- Opening Ceremony: On May 24, 1883, the bridge officially opened with a spectacular fireworks display and a procession of dignitaries, marking a historic moment in American engineering and urban development.
A Symbol of Unity
- Connecting Communities: The bridge was an immediate success, linking the boroughs of Manhattan and Brooklyn, which had previously been distinct entities with separate identities. It fostered cultural and economic exchange.
- A City Landmark: Today, the Brooklyn Bridge is a recognized symbol of the city and a testament to the unity of New York’s diverse neighborhoods and populations.
- Artistic Inspiration: The Brooklyn Bridge has inspired countless artists, photographers, filmmakers, and writers, making appearances in movies, literature, and visual art.

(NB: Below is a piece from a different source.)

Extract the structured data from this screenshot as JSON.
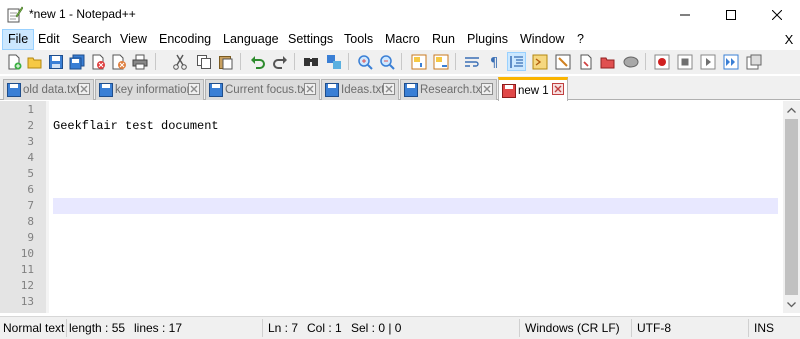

- Literary References: In literature, it has been featured prominently, such as in the poetry of Walt Whitman and the novels of celebrated authors like Truman Capote.

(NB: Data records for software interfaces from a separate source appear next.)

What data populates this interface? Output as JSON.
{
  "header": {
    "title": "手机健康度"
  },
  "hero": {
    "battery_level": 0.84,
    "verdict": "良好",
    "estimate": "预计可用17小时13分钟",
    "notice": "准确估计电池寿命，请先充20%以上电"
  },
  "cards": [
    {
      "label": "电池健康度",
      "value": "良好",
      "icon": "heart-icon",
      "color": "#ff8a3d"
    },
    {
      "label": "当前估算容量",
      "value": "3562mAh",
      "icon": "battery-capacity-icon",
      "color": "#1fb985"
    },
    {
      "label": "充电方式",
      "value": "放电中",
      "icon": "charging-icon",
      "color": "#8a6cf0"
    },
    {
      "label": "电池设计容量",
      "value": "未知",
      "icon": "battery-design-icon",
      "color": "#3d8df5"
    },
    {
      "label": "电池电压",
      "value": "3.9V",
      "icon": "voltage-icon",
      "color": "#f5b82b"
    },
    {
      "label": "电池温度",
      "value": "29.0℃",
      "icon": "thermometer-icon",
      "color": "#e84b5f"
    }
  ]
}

Modern Marvel and Preservation
- Ongoing Maintenance: The Brooklyn Bridge has undergone numerous renovations and preservation efforts to ensure its continued use and structural integrity.
- Modern Landmark: It continues to be a vital transportation route, serving pedestrians, cyclists, and vehicles, while also drawing tourists from around the world to admire its beauty and historical significance.
The Brooklyn Bridge is not merely a structure of steel and stone; it is a symbol of human ambition, innovation, and the power of connectivity. Its enduring presence in the New York City skyline serves as a testament to the city’s evolution and growth, while its iconic status in popular culture speaks to its cultural importance. As a symbol of unity, the Brooklyn Bridge remains a source of pride for New Yorkers and a beacon of inspiration for visitors from across the globe—a timeless testament to the enduring spirit of innovation and connection in the heart of the city that never sleeps.